### [MATERIAL SUPPLIED]
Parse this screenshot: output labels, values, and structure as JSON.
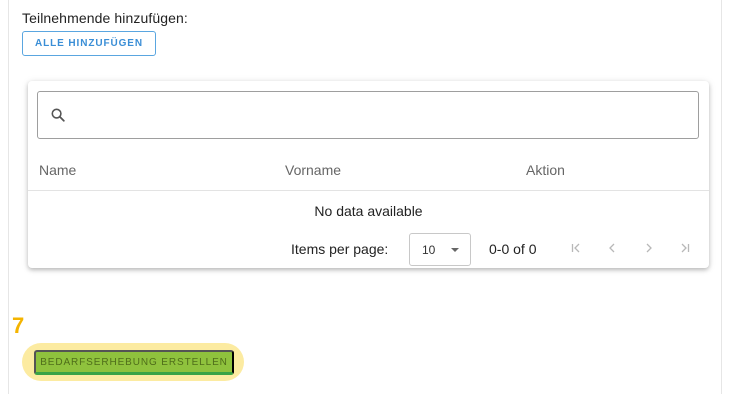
{
  "participants": {
    "section_label": "Teilnehmende hinzufügen:",
    "add_all_button_label": "ALLE HINZUFÜGEN"
  },
  "table": {
    "search": {
      "value": "",
      "placeholder": "",
      "icon": "search-icon"
    },
    "columns": [
      "Name",
      "Vorname",
      "Aktion"
    ],
    "empty_text": "No data available",
    "pagination": {
      "items_per_page_label": "Items per page:",
      "items_per_page_value": "10",
      "range_text": "0-0 of 0",
      "first_icon": "first-page-icon",
      "prev_icon": "chevron-left-icon",
      "next_icon": "chevron-right-icon",
      "last_icon": "last-page-icon"
    }
  },
  "annotation": {
    "step_number": "7",
    "highlight_color": "#f5d65b"
  },
  "create_button": {
    "label": "BEDARFSERHEBUNG ERSTELLEN",
    "color": "#8fc23d"
  }
}
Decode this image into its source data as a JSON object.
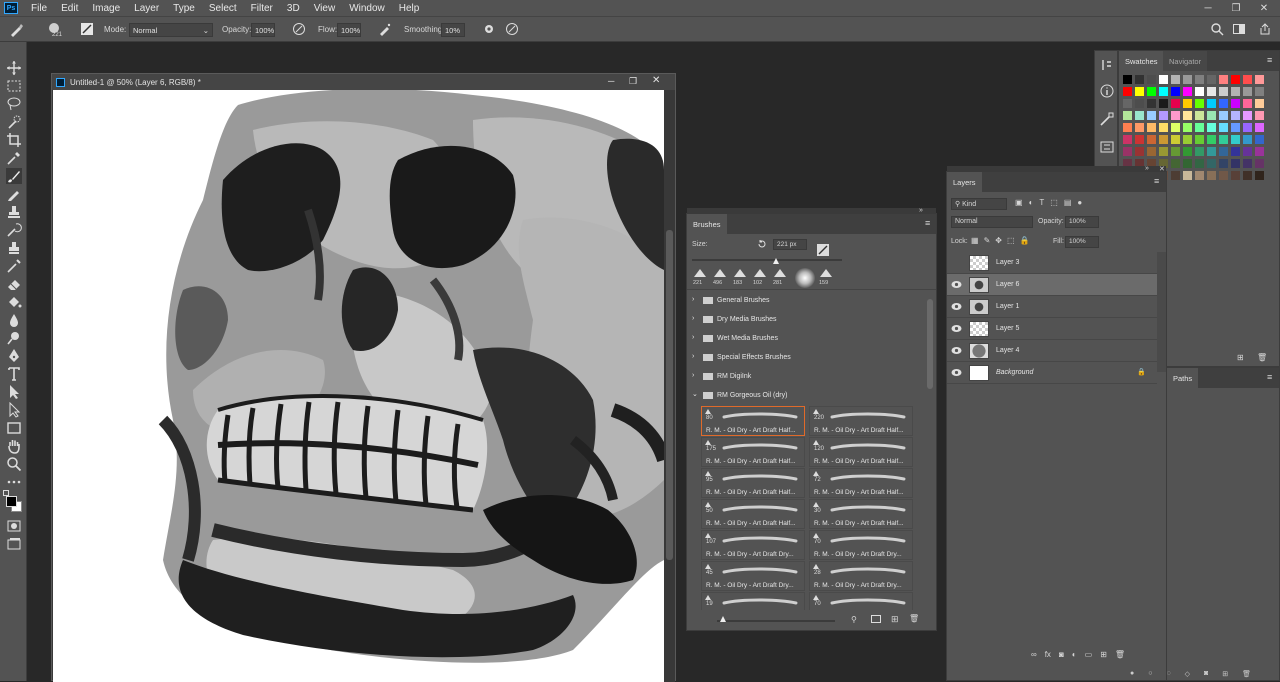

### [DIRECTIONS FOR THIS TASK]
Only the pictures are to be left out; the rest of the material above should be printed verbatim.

### [ANSWER SECTION]
Parse this screenshot: output labels, values, and structure as JSON.
{
  "participants": {
    "section_label": "Teilnehmende hinzufügen:",
    "add_all_button_label": "ALLE HINZUFÜGEN"
  },
  "table": {
    "search": {
      "value": "",
      "placeholder": "",
      "icon": "search-icon"
    },
    "columns": [
      "Name",
      "Vorname",
      "Aktion"
    ],
    "empty_text": "No data available",
    "pagination": {
      "items_per_page_label": "Items per page:",
      "items_per_page_value": "10",
      "range_text": "0-0 of 0",
      "first_icon": "first-page-icon",
      "prev_icon": "chevron-left-icon",
      "next_icon": "chevron-right-icon",
      "last_icon": "last-page-icon"
    }
  },
  "annotation": {
    "step_number": "7",
    "highlight_color": "#f5d65b"
  },
  "create_button": {
    "label": "BEDARFSERHEBUNG ERSTELLEN",
    "color": "#8fc23d"
  }
}
Decode this image into its source data as a JSON object.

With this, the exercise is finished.